Study of 31 mainland cities finds people more likely to die from PM2.5 than tobacco use – and it didn’t even include the worst offending places
Air pollution kills more people than smoking in many cities on the mainland, a new study by Greenpeace and Peking University has found.
Tiny smog-inducing pollutants, known as PM2.5, led to about 257,000 premature deaths across the mainland’s 31 municipalities and provincial capitals in 2013, according to the study – an average of about 90 in every 100,000 deaths.
In 12 of the 31 cities, including Shijiazhuang , Nanjing , Tianjin and Chongqing , the mortality rate due to pollution was even worse. In these cities, at least 100 out of every 100,000 deaths were blamed on PM2.5.
Both these figures were higher than the official mortality rate of smoking – recorded in 2012 as about 70 in every 100,000, according to Greenpeace.
And the true scale of the problem could be even worse, because several of China’s most polluted cities, including those in Hebei province, were not included in the survey.
Fang Yuan, a Greenpeace spokesperson, said that despite many public complaints about Beijing’s smog problems, many other cities had performed much worse than the capital.
The study found that in Beijing, 79 out of every 100,000 people died prematurely as a result of air pollution – a lower rate than 21 of the other places featured.
Professor Pan Xiaochuan, of Peking University, said the survey team had tried to collect data for more than 100 cities. But they faced problems in some places, resulting in data that was incomplete or inconsistent.
Policies to tackle air pollution were based mainly on the concentration levels of PM2.5, but city officials placed too little emphasis on the impact of air pollution on public health, Pan said.
PM2.5 are tiny particulate matter smaller than 2.5 microns in size that can lodge deep inside a person’s lungs.
About 21 cities have introduced plans to tackle air pollution and have set themselves reduction targets to be met by 2017.
However, Greenpeace said that even if such targets were met, only 26,000 deaths could be avoided annually.
This showed that China needed to beef up its efforts to reduce pollution, Greenpeace said.
As yet, there are no official statistics regarding premature deaths caused by air pollution.
In 2013, the Chinese Centre for Disease Control and Prevention launched a comprehensive study on the impact of smog on public health, but its results will not be ready until later this year.
Last year, former health minister Chen Zhu and three other authors estimated in The Lancet medical journal that air pollution caused 350,000 to 500,000 premature deaths a year.
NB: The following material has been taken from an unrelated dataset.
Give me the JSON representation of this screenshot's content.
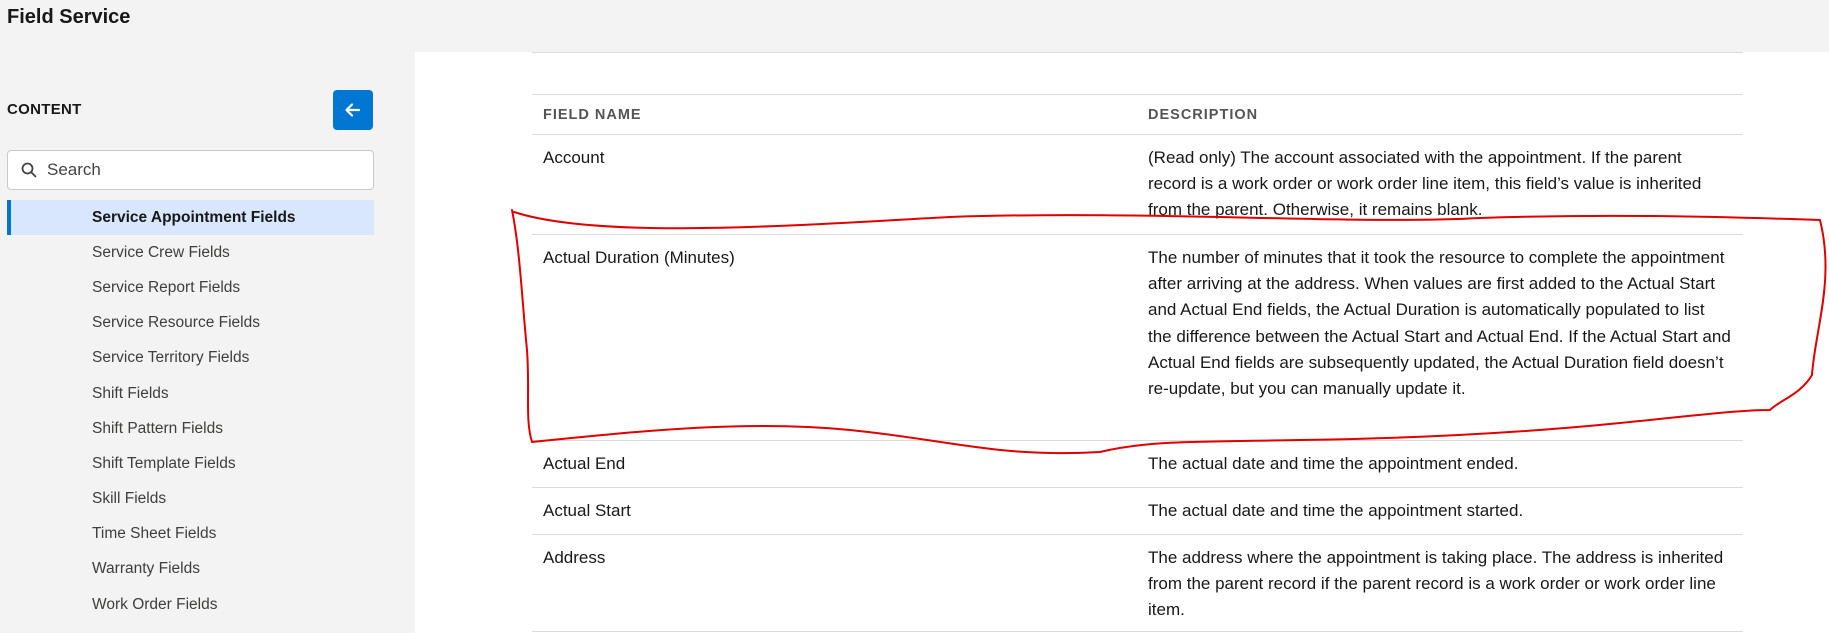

But an earlier study in the same journal said air pollution was responsible for 1.2 million premature deaths in 2010 alone.